Your instructions: Scan the data for "kind" and copy the lines it appears in.

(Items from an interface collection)
______

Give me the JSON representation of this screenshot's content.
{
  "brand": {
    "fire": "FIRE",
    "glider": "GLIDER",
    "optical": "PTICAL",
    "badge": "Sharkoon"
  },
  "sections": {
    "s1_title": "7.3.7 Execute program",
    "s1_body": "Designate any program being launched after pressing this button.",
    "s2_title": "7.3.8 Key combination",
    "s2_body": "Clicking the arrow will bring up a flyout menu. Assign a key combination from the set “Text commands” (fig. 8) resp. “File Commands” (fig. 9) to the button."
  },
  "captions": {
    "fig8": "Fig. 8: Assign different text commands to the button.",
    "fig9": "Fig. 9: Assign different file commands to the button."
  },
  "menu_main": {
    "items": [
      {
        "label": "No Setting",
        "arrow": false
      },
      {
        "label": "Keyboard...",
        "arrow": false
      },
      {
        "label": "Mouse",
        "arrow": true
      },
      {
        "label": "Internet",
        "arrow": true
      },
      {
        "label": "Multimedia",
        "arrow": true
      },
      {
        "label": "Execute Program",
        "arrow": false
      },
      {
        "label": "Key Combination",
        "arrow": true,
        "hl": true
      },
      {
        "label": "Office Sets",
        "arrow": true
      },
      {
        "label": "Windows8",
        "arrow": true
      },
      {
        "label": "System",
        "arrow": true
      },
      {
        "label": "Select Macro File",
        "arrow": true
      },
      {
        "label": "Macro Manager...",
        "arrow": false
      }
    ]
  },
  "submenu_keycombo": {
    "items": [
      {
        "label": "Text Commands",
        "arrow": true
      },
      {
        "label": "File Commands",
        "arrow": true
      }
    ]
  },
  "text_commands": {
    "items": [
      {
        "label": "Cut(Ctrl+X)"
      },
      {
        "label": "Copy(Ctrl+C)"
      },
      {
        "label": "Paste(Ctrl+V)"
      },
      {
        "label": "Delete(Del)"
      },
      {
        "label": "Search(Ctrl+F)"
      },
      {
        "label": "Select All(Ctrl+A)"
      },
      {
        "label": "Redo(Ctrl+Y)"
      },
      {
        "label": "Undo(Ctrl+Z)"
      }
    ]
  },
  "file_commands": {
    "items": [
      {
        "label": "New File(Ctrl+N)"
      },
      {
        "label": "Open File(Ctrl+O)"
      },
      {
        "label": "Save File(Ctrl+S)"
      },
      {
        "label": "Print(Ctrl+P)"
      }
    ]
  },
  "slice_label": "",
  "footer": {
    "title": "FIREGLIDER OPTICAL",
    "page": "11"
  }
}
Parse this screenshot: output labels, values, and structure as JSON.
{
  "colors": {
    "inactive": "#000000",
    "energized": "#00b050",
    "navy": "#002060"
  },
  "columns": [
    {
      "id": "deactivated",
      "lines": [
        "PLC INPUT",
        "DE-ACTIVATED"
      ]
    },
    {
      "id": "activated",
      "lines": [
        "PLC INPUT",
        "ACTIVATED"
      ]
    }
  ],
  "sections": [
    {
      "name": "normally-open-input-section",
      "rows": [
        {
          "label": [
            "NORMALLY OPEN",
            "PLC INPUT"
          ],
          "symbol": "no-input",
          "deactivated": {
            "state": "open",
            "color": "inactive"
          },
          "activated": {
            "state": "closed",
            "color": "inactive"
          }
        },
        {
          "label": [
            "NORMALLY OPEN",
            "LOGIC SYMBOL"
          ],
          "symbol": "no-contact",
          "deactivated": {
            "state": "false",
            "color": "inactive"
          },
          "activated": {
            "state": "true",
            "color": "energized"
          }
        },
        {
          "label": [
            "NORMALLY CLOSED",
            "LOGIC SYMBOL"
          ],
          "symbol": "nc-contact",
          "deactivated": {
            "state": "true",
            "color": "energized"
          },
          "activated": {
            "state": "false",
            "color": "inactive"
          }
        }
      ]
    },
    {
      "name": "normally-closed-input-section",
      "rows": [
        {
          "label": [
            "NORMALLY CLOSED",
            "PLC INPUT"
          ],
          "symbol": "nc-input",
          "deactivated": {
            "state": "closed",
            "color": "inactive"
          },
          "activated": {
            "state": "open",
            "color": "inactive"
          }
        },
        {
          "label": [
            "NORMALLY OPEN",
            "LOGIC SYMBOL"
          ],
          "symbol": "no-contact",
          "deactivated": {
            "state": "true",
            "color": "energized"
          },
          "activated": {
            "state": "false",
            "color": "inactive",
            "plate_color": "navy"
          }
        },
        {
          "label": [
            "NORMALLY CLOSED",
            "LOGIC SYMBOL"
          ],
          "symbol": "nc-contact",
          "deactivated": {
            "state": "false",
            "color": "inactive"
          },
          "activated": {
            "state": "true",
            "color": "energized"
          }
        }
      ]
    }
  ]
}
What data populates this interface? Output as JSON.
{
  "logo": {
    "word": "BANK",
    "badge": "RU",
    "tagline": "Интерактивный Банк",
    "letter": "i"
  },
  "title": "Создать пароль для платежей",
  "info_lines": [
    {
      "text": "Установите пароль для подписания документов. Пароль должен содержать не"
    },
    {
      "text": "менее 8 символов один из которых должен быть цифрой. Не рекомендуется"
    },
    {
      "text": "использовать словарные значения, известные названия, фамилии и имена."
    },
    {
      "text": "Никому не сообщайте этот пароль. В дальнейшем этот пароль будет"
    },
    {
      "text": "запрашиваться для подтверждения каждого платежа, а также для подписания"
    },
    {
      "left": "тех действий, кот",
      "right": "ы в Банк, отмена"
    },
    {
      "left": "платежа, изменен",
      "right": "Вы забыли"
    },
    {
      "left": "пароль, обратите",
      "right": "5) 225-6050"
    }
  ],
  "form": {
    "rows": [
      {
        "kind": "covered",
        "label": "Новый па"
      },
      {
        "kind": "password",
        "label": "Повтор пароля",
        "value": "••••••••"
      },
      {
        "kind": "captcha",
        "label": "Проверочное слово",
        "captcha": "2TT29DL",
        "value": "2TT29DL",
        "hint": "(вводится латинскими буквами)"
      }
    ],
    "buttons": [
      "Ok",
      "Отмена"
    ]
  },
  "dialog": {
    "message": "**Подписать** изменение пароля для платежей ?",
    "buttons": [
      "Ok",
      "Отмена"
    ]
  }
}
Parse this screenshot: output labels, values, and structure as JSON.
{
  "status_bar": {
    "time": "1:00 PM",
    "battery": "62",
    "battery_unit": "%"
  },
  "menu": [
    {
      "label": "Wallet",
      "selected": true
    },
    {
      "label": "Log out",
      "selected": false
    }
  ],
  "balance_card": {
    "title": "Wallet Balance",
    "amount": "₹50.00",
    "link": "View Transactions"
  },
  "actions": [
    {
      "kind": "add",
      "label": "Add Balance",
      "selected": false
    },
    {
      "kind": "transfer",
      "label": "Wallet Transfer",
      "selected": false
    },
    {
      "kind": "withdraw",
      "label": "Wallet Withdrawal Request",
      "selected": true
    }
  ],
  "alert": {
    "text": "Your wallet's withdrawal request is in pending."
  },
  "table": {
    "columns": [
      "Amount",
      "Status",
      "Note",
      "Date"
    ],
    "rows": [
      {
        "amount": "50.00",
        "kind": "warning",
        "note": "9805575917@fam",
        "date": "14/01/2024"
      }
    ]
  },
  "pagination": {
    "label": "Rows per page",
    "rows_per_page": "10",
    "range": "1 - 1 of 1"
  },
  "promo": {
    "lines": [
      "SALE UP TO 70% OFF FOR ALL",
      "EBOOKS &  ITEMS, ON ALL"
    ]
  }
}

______

Result below:
        "kind": "covered",
        "kind": "password",
        "kind": "captcha",
      "kind": "add",
      "kind": "transfer",
      "kind": "withdraw",
        "kind": "warning",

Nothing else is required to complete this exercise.